- Were they to earn this additional $2.2 billion, the “rise in income would spur direct consumption spending by about $1.75 billion dollars per year, which would ripple throughout the state economy, generating an additional $1.5 billion in indirect local spending. Such an increase in direct and indirect consumer spending of about $3.25 billion would generate over 25,000 additional jobs in the state.”
- Moreover, “if unauthorized Latino workers were granted legal status, the state government would benefit from a gross increase of $310 million in income taxes and the federal government would gain $1.4 billion in paid income taxes each year.”
- In another study, Manuel Pastor and Justin Scoggins estimate that, if the 8.5 million Lawful Permanent Residents (LPRs) in the United States who are eligible to naturalize did so, their earnings over the next decade would rise somewhere between $21 billion and $45 billion.
- These additional earnings and the spending they generate would amount to an increase in Gross Domestic Product of somewhere between $37 billion and $52 billion.
- A report from the American Action Forum, authored by former CBO director Douglas Holtz-Eakin, estimates that immigration reform would “raise GDP per capita by over $1,500 and reduce the cumulative federal deficit by over $2.5 trillion” over 10 years.
- These benefits accrue because “immigration reform can raise population growth, labor force growth, and thus growth in Gross Domestic Product (GDP). In addition, immigrants have displayed entrepreneurial rates above that of the native born population.”
- A study by the Center for American Progress and Partnership for a New American Economy estimated the economic benefits of passing the Development, Relief, and Education for Alien Minors (DREAM) Act, which would create a pathway to legal status for the estimated 2.1 million eligible unauthorized immigrants who were brought to this country as children.

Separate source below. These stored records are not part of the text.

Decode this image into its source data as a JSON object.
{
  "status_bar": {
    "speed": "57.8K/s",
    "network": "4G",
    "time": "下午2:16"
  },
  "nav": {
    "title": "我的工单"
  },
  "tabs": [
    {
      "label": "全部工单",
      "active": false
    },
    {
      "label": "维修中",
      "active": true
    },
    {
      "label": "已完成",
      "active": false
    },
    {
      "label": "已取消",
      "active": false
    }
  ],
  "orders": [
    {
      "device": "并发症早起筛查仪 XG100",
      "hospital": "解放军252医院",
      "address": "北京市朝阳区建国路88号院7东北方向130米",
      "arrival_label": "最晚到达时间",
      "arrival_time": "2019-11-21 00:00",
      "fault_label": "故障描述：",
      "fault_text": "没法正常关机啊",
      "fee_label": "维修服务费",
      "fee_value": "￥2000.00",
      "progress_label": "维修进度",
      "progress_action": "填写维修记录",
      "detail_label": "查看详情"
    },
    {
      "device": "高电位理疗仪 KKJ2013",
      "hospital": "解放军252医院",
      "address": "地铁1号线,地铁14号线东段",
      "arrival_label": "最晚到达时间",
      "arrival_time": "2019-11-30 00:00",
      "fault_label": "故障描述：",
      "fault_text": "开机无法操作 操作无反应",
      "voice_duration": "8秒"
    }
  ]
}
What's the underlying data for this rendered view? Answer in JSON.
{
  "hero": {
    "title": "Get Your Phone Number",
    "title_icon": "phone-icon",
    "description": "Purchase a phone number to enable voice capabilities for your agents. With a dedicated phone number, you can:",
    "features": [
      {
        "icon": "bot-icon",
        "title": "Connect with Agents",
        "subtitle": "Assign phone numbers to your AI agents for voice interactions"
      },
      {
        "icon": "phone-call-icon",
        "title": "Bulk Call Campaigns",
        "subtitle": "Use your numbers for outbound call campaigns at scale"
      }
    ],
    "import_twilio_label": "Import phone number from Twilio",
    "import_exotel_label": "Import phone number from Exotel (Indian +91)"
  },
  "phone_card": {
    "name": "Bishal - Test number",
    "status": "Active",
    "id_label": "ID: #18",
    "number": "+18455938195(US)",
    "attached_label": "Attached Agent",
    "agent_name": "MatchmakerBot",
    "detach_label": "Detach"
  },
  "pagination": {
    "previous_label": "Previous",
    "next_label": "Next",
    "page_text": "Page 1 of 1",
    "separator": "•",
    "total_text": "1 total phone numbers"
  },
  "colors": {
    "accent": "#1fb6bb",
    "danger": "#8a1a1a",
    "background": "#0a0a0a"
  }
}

- The study found that “through a combination of improved educational attainment and higher paid jobs available to authorized immigrants, the passage of the DREAM Act would result directly in $148 billion in increased earnings for beneficiaries of the passage of the proposed law. This direct effect would result in an induced effect of an additional $181 billion of economic activity. We conservatively estimate the combined economic benefits of the DREAM Act would be approximately $329 billion over the next 20 years, leading to 1.4 million new jobs and at least an additional $10.2 billion in tax revenue.”